Poor work leads to injustice
Johannesburg - A social worker whose "poor" report was a motivation for the sentencing of a Soweto man who mutilated and murdered his partner earlier this month has been reported to authorities, Minister for Women Lulu Xingwana said on Saturday.
"We believe that this sentence would have been higher had the social worker responsible for this case not submitted a very poor report as a motivation for sentencing," said Xingwana. "We have reported the conduct of this social worker as we need to ensure that our officials do not undermine endeavours to achieve justice for victims of crime."
She was speaking at a closing event for the 16 Days of Activism for non-violence against women and children campaign in Ermelo in Mpumalanga.
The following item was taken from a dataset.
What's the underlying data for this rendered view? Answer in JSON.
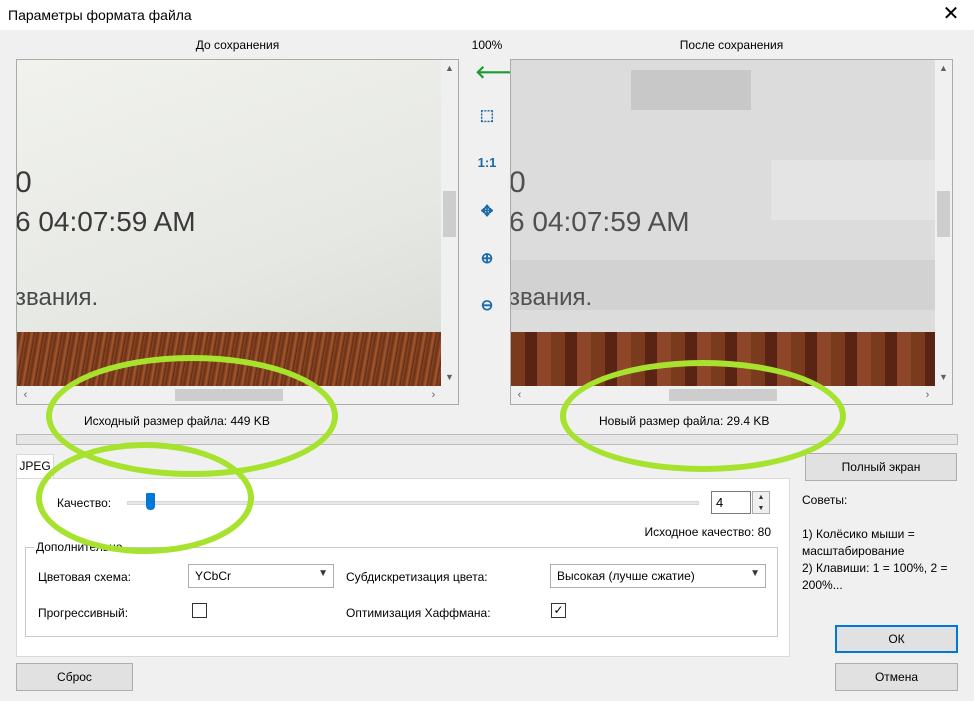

Last week, Wonder Nkosi was sentenced to 15 years by the Protea Magistrate's Court for murdering his partner Moji Tsekedi.
She was the daughter of Corinthians Apostolic Church Archbishop Nchime Tsekedi.
Xingwana said courts were able to hand down heavy sentences when all officials worked diligently and were supported by the community.
She made an example with the outcome 10-year-old Masego Kgomo's case, a girl from Soshanguve who had her womb and other body parts removed on December 31, 2009.
A man convicted of her murder was sentenced to life imprisonment by the Pretoria High Court on November 28.
Xingwana said she remained concerned that the people who paid money to get Masego’s organs for muti purposes were still not captured and remain a danger to society.
"We met with traditional healers who are committed to work with government to stop these crimes.
"They say their work is to heal not to kill and, therefore, these atrocities cannot be committed in their name."
Speaking at the same event, Deputy President Kgalema Motlanthe said the number of crimes against vulnerable groups, especially children under the age of 15, was growing while the prevalence of other crimes was decreasing.
"We are also concerned at the increasing number of incidents and reported cases of violence perpetrated against women and girls in the name of the so-called corrective rape, an illusion based on male chauvinism," he said.
Motlanthe stressed the importance of addressing the negative guises of tradition that sought to pre-determine the inferior social standing of women.
"While we must preserve and protect our traditions, we must do so with the forward thinking of the type of society we live in today and what we want it to be in the future," he said.
"The fight against violence and changing stereotypes is also one of the most important pillars in our fight against the spread of HIV and Aids for women who cannot negotiate safe sex."